Whatever lines the data contains, output all of them unchanged.

[App and web page records]

=== Section Start ===

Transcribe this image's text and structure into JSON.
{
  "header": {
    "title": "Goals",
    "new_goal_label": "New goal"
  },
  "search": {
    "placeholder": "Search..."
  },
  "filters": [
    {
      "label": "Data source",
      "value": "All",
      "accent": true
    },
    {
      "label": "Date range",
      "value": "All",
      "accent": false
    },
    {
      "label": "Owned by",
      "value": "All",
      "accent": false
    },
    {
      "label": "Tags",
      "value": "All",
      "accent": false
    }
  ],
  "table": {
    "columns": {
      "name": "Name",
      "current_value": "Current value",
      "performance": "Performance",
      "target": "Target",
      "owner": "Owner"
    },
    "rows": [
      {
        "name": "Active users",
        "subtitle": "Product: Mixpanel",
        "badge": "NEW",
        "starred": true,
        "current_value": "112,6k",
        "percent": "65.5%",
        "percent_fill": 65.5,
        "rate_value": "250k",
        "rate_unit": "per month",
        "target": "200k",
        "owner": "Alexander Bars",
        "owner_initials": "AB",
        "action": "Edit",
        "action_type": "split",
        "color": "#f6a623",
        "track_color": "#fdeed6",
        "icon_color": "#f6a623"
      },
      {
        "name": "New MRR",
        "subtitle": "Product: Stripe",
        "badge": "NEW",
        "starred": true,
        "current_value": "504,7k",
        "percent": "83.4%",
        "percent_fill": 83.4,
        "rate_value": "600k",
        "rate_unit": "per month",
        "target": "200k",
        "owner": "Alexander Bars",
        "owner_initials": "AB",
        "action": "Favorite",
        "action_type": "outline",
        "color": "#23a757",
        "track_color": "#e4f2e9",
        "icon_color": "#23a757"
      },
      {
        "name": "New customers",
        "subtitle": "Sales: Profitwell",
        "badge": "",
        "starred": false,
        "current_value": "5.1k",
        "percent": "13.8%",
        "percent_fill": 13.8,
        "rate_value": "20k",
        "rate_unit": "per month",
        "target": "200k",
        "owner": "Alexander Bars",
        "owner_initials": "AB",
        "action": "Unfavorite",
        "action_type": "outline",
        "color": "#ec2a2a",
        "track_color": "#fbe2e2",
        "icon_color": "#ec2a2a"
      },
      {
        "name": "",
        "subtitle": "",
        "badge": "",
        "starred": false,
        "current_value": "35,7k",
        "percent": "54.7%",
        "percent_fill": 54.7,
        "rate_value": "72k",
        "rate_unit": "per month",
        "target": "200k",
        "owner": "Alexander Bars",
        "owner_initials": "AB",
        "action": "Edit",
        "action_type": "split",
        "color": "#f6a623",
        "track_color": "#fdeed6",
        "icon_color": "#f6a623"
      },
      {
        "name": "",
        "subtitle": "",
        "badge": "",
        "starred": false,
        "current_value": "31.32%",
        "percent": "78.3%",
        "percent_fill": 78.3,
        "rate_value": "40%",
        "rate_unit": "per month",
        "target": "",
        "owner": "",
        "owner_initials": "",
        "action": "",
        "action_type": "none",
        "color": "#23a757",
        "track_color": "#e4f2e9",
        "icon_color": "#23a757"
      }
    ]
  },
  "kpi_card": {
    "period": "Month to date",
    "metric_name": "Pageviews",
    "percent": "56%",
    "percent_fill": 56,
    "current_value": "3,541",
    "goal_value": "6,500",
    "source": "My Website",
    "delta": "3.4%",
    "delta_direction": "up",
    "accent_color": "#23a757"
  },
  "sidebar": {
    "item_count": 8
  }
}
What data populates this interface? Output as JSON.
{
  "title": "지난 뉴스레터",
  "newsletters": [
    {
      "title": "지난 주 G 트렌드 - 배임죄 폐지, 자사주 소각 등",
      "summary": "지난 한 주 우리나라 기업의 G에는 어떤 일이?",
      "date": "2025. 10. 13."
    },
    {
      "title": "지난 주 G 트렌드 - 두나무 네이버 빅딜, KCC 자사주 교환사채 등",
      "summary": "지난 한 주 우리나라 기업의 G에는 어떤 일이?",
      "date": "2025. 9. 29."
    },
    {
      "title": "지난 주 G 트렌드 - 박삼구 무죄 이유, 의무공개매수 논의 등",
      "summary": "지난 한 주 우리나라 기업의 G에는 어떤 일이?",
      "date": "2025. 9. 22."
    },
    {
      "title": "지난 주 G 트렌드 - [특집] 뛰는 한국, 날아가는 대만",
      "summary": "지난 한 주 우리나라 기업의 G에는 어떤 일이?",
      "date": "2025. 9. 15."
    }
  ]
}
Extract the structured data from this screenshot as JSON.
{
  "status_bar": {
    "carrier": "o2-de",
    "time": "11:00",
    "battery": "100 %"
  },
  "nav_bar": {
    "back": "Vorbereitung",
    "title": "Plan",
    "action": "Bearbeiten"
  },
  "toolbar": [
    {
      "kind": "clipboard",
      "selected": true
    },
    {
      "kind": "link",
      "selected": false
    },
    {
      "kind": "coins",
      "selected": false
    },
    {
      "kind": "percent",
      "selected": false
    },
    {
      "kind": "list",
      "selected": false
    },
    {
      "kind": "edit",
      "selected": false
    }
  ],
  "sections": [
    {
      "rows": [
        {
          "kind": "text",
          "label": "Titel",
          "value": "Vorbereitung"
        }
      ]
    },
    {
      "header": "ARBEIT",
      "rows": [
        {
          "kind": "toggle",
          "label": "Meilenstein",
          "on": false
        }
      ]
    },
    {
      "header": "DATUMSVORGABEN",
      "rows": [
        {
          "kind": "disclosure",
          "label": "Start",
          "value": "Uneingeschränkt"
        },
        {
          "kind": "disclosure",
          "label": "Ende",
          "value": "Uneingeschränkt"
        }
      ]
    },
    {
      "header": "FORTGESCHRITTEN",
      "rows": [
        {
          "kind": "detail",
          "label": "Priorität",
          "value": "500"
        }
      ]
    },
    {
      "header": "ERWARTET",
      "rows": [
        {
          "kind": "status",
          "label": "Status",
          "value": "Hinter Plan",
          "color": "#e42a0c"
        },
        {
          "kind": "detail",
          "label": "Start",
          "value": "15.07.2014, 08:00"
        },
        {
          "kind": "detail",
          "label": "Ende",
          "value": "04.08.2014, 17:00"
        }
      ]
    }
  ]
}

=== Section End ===

Task response:
Transcribe this image's text and structure into JSON.
{
  "header": {
    "title": "Goals",
    "new_goal_label": "New goal"
  },
  "search": {
    "placeholder": "Search..."
  },
  "filters": [
    {
      "label": "Data source",
      "value": "All",
      "accent": true
    },
    {
      "label": "Date range",
      "value": "All",
      "accent": false
    },
    {
      "label": "Owned by",
      "value": "All",
      "accent": false
    },
    {
      "label": "Tags",
      "value": "All",
      "accent": false
    }
  ],
  "table": {
    "columns": {
      "name": "Name",
      "current_value": "Current value",
      "performance": "Performance",
      "target": "Target",
      "owner": "Owner"
    },
    "rows": [
      {
        "name": "Active users",
        "subtitle": "Product: Mixpanel",
        "badge": "NEW",
        "starred": true,
        "current_value": "112,6k",
        "percent": "65.5%",
        "percent_fill": 65.5,
        "rate_value": "250k",
        "rate_unit": "per month",
        "target": "200k",
        "owner": "Alexander Bars",
        "owner_initials": "AB",
        "action": "Edit",
        "action_type": "split",
        "color": "#f6a623",
        "track_color": "#fdeed6",
        "icon_color": "#f6a623"
      },
      {
        "name": "New MRR",
        "subtitle": "Product: Stripe",
        "badge": "NEW",
        "starred": true,
        "current_value": "504,7k",
        "percent": "83.4%",
        "percent_fill": 83.4,
        "rate_value": "600k",
        "rate_unit": "per month",
        "target": "200k",
        "owner": "Alexander Bars",
        "owner_initials": "AB",
        "action": "Favorite",
        "action_type": "outline",
        "color": "#23a757",
        "track_color": "#e4f2e9",
        "icon_color": "#23a757"
      },
      {
        "name": "New customers",
        "subtitle": "Sales: Profitwell",
        "badge": "",
        "starred": false,
        "current_value": "5.1k",
        "percent": "13.8%",
        "percent_fill": 13.8,
        "rate_value": "20k",
        "rate_unit": "per month",
        "target": "200k",
        "owner": "Alexander Bars",
        "owner_initials": "AB",
        "action": "Unfavorite",
        "action_type": "outline",
        "color": "#ec2a2a",
        "track_color": "#fbe2e2",
        "icon_color": "#ec2a2a"
      },
      {
        "name": "",
        "subtitle": "",
        "badge": "",
        "starred": false,
        "current_value": "35,7k",
        "percent": "54.7%",
        "percent_fill": 54.7,
        "rate_value": "72k",
        "rate_unit": "per month",
        "target": "200k",
        "owner": "Alexander Bars",
        "owner_initials": "AB",
        "action": "Edit",
        "action_type": "split",
        "color": "#f6a623",
        "track_color": "#fdeed6",
        "icon_color": "#f6a623"
      },
      {
        "name": "",
        "subtitle": "",
        "badge": "",
        "starred": false,
        "current_value": "31.32%",
        "percent": "78.3%",
        "percent_fill": 78.3,
        "rate_value": "40%",
        "rate_unit": "per month",
        "target": "",
        "owner": "",
        "owner_initials": "",
        "action": "",
        "action_type": "none",
        "color": "#23a757",
        "track_color": "#e4f2e9",
        "icon_color": "#23a757"
      }
    ]
  },
  "kpi_card": {
    "period": "Month to date",
    "metric_name": "Pageviews",
    "percent": "56%",
    "percent_fill": 56,
    "current_value": "3,541",
    "goal_value": "6,500",
    "source": "My Website",
    "delta": "3.4%",
    "delta_direction": "up",
    "accent_color": "#23a757"
  },
  "sidebar": {
    "item_count": 8
  }
}
What data populates this interface? Output as JSON.
{
  "title": "지난 뉴스레터",
  "newsletters": [
    {
      "title": "지난 주 G 트렌드 - 배임죄 폐지, 자사주 소각 등",
      "summary": "지난 한 주 우리나라 기업의 G에는 어떤 일이?",
      "date": "2025. 10. 13."
    },
    {
      "title": "지난 주 G 트렌드 - 두나무 네이버 빅딜, KCC 자사주 교환사채 등",
      "summary": "지난 한 주 우리나라 기업의 G에는 어떤 일이?",
      "date": "2025. 9. 29."
    },
    {
      "title": "지난 주 G 트렌드 - 박삼구 무죄 이유, 의무공개매수 논의 등",
      "summary": "지난 한 주 우리나라 기업의 G에는 어떤 일이?",
      "date": "2025. 9. 22."
    },
    {
      "title": "지난 주 G 트렌드 - [특집] 뛰는 한국, 날아가는 대만",
      "summary": "지난 한 주 우리나라 기업의 G에는 어떤 일이?",
      "date": "2025. 9. 15."
    }
  ]
}
Extract the structured data from this screenshot as JSON.
{
  "status_bar": {
    "carrier": "o2-de",
    "time": "11:00",
    "battery": "100 %"
  },
  "nav_bar": {
    "back": "Vorbereitung",
    "title": "Plan",
    "action": "Bearbeiten"
  },
  "toolbar": [
    {
      "kind": "clipboard",
      "selected": true
    },
    {
      "kind": "link",
      "selected": false
    },
    {
      "kind": "coins",
      "selected": false
    },
    {
      "kind": "percent",
      "selected": false
    },
    {
      "kind": "list",
      "selected": false
    },
    {
      "kind": "edit",
      "selected": false
    }
  ],
  "sections": [
    {
      "rows": [
        {
          "kind": "text",
          "label": "Titel",
          "value": "Vorbereitung"
        }
      ]
    },
    {
      "header": "ARBEIT",
      "rows": [
        {
          "kind": "toggle",
          "label": "Meilenstein",
          "on": false
        }
      ]
    },
    {
      "header": "DATUMSVORGABEN",
      "rows": [
        {
          "kind": "disclosure",
          "label": "Start",
          "value": "Uneingeschränkt"
        },
        {
          "kind": "disclosure",
          "label": "Ende",
          "value": "Uneingeschränkt"
        }
      ]
    },
    {
      "header": "FORTGESCHRITTEN",
      "rows": [
        {
          "kind": "detail",
          "label": "Priorität",
          "value": "500"
        }
      ]
    },
    {
      "header": "ERWARTET",
      "rows": [
        {
          "kind": "status",
          "label": "Status",
          "value": "Hinter Plan",
          "color": "#e42a0c"
        },
        {
          "kind": "detail",
          "label": "Start",
          "value": "15.07.2014, 08:00"
        },
        {
          "kind": "detail",
          "label": "Ende",
          "value": "04.08.2014, 17:00"
        }
      ]
    }
  ]
}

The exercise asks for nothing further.